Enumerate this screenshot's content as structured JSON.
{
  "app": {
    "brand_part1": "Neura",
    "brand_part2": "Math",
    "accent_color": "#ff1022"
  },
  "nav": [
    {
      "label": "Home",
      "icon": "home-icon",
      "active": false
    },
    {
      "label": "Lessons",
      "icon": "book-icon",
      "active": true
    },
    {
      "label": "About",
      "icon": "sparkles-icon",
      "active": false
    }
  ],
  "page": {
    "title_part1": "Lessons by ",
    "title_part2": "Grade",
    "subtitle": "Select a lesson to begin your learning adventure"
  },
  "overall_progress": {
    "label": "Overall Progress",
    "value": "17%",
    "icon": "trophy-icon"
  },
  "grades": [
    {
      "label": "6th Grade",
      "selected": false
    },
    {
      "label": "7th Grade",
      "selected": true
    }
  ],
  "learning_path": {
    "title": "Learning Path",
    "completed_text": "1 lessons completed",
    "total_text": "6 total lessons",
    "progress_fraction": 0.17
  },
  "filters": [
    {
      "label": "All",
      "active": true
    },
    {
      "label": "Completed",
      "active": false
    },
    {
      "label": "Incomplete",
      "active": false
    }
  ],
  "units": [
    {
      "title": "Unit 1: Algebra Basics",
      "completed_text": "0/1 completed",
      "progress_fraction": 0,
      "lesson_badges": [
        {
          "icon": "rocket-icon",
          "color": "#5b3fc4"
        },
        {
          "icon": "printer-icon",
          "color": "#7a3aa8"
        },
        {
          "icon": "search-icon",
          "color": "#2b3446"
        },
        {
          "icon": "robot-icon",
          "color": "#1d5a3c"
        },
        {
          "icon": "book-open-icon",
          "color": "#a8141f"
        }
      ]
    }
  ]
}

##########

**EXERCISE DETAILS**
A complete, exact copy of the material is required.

**RESULT OF THIS TASK**
Enumerate this screenshot's content as structured JSON.
{
  "app": {
    "brand_part1": "Neura",
    "brand_part2": "Math",
    "accent_color": "#ff1022"
  },
  "nav": [
    {
      "label": "Home",
      "icon": "home-icon",
      "active": false
    },
    {
      "label": "Lessons",
      "icon": "book-icon",
      "active": true
    },
    {
      "label": "About",
      "icon": "sparkles-icon",
      "active": false
    }
  ],
  "page": {
    "title_part1": "Lessons by ",
    "title_part2": "Grade",
    "subtitle": "Select a lesson to begin your learning adventure"
  },
  "overall_progress": {
    "label": "Overall Progress",
    "value": "17%",
    "icon": "trophy-icon"
  },
  "grades": [
    {
      "label": "6th Grade",
      "selected": false
    },
    {
      "label": "7th Grade",
      "selected": true
    }
  ],
  "learning_path": {
    "title": "Learning Path",
    "completed_text": "1 lessons completed",
    "total_text": "6 total lessons",
    "progress_fraction": 0.17
  },
  "filters": [
    {
      "label": "All",
      "active": true
    },
    {
      "label": "Completed",
      "active": false
    },
    {
      "label": "Incomplete",
      "active": false
    }
  ],
  "units": [
    {
      "title": "Unit 1: Algebra Basics",
      "completed_text": "0/1 completed",
      "progress_fraction": 0,
      "lesson_badges": [
        {
          "icon": "rocket-icon",
          "color": "#5b3fc4"
        },
        {
          "icon": "printer-icon",
          "color": "#7a3aa8"
        },
        {
          "icon": "search-icon",
          "color": "#2b3446"
        },
        {
          "icon": "robot-icon",
          "color": "#1d5a3c"
        },
        {
          "icon": "book-open-icon",
          "color": "#a8141f"
        }
      ]
    }
  ]
}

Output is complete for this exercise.